Nothing can come into existence, though, unless there is something to bring it into existence; nothing comes from nothing. A subjective moral law is completely irrational. It is one of several phenomena which seem more probable in a theistic universe than in a godless universe.
Also, it does not follow that the first cause would be the same entity as the conclusion of the other arguments: We can define the nature of a triangle as "the plane figure formed by connecting three points not in a straight line by straight line segments.
The theologian Robert Flint explains: Another alternative is to seek a Constructivist account of dignity, perhaps regarding the special status of humans as something we humans decide to extend to each other.
Responses to the objections of Wielenberg, Morriston, and others have also been given see EvansBaggett and Walls, History The teleological argument can be found in early Greek philosophy, but found its maturity during the middle ages and on through to today.
Therefore, something that does not need to be given existence must exist to give everything else existence.
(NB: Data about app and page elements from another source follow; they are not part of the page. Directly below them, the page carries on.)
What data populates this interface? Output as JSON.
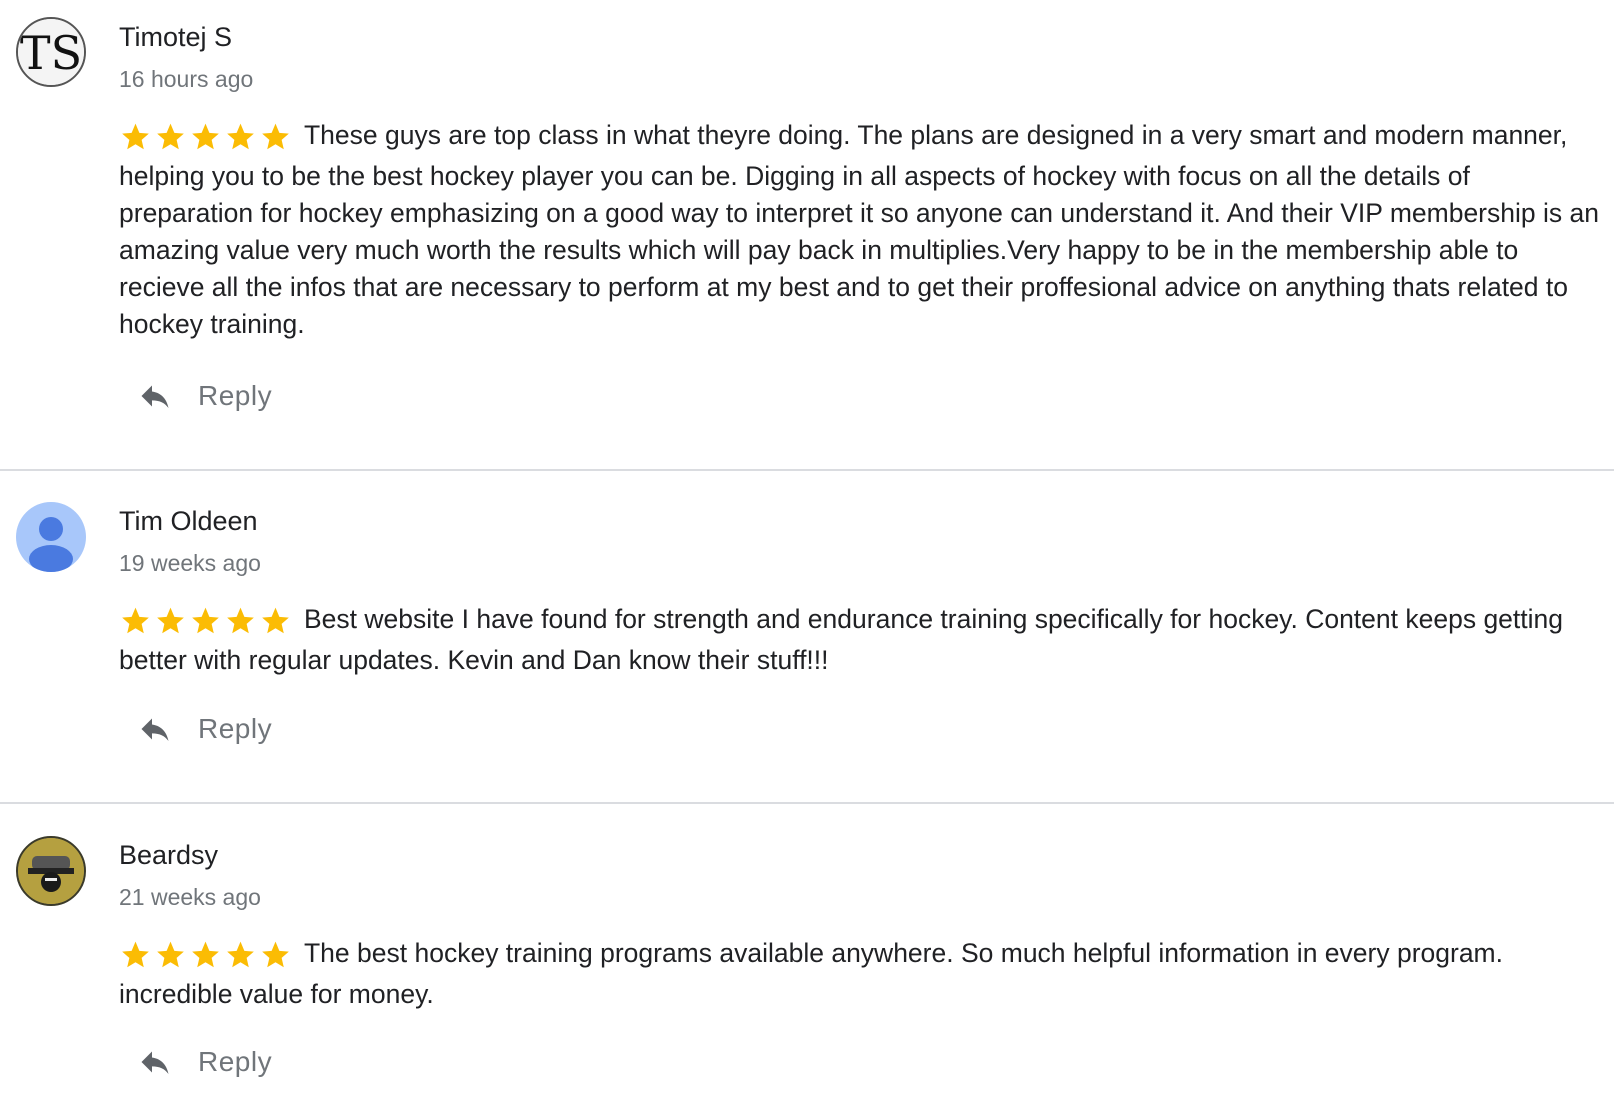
{
  "reviews": [
    {
      "author": "Timotej S",
      "avatar_initials": "TS",
      "avatar_type": "initials-monogram",
      "time_ago": "16 hours ago",
      "rating": 5,
      "text": "These guys are top class in what theyre doing. The plans are designed in a very smart and modern manner, helping you to be the best hockey player you can be. Digging in all aspects of hockey with focus on all the details of preparation for hockey emphasizing on a good way to interpret it so anyone can understand it. And their VIP membership is an amazing value very much worth the results which will pay back in multiplies.Very happy to be in the membership able to recieve all the infos that are necessary to perform at my best and to get their proffesional advice on anything thats related to hockey training.",
      "reply_label": "Reply"
    },
    {
      "author": "Tim Oldeen",
      "avatar_type": "default-person-icon",
      "time_ago": "19 weeks ago",
      "rating": 5,
      "text": "Best website I have found for strength and endurance training specifically for hockey. Content keeps getting better with regular updates. Kevin and Dan know their stuff!!!",
      "reply_label": "Reply"
    },
    {
      "author": "Beardsy",
      "avatar_type": "photo-logo",
      "time_ago": "21 weeks ago",
      "rating": 5,
      "text": "The best hockey training programs available anywhere. So much helpful information in every program. incredible value for money.",
      "reply_label": "Reply"
    }
  ],
  "colors": {
    "star": "#fbbc04",
    "name": "#202124",
    "secondary": "#70757a",
    "divider": "#dadce0",
    "default_avatar_bg": "#a8c7fa",
    "default_avatar_fg": "#4a7ae0"
  },
  "icons": {
    "star": "star-icon",
    "reply": "reply-arrow-icon"
  }
}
Imagine for example an infinite collection of red and black balls. Burns, Oates, and Co. Certainly both parts of the highest good seem difficult to achieve. Alfarabi reasoned from accidental beings contingent to a Necessary Being who gives existence to all others.
The first argument states that an actual infinite cannot exist. That something is God! Probably there is a supremely good God. Therefore nothing [in the world of things we perceive] is the efficient cause of itself.
My claim to have counted down from infinity to zero must be false. If God exists at all, God is not an entity within the natural world, but the creator of that natural world, with all of its causal processes. Therefore nothing can move itself.
Did you turn off the main electrical power to the house? A person might conceivably need an argument for the second level claim that the person knows God without argument. For instance, Charles Taylor contends that the real is whatever will not go away. Ruling out miracles is not something Thomas would want to do.
The critic may object that a person may act as if p were true without believing p. What is the Cosmological argument for the existence of God? For one thing, it seems empirically the case that one way of acquiring belief that p is simply to begin to act as if p were true.
The second part of the task may require not only demonstrating the strengths of a theistic explanation, but pointing out weaknesses in rival secular explanations as well. Looking from a broader view, the universe was pre-arranged or suited specifically for mankind to exist.
History, or the collection of all events in time, is made up by sequentially adding one event after the other.
Specifically, philosophers such as J. Taylor later brought forth a teleological argument that he hoped would tackle the evolutionary adaptation and random chance theories. One reason to question whether this is the right way to read Kant follows from the fact that Kant himself did not see morality as free from metaphysical commitments.The Cosmological Argument for the existence of God is based on the principle of cause and effect.
What this basically means is that the universe was the effect of a cause, which was God. One of the oldest and most well known advocates of the Cosmological Argument was Thomas Aquinas who outlines his argument for the existence of God in his.
Aquinas’ 5 proof for God’s existence have been debunked in the past by many. In this blog post I will be borrowing some of the ideas of Richard Dawkins, for example. It is traditionally known as an argument from universal causation, an argument from first cause, or the causal argument, and is more precisely a cosmogonical argument (about the origin).
Whichever term is employed, there are three basic variants of the argument, each with subtle yet important distinctions: the arguments from in causa (causality), in esse (essentiality), and in fieri (becoming). The Existence of God can be proved in five ways.
Argument Argument from Efficient Causes. [in the world of things we perceive] is the efficient cause of itself. If a previous efficient cause does not exist, neither does the thing that results (the effect). Therefore if the first thing in a series does not exist, nothing in the series.
Home > Arguments for God's Existence > The First Cause Argument The First Cause Argument The first cause argument (or “cosmological argument”) takes the existence of the universe to entail the existence of a being that created it. Arguments for God's Existence Arguments for the existence of God come in many different forms; some draw on history, some on science, some on personal experience, and some on philosophy.
The primary focus of this site is the philosophical arguments—the ontological argument, the first cause argument, the argument from design, and the moral.Download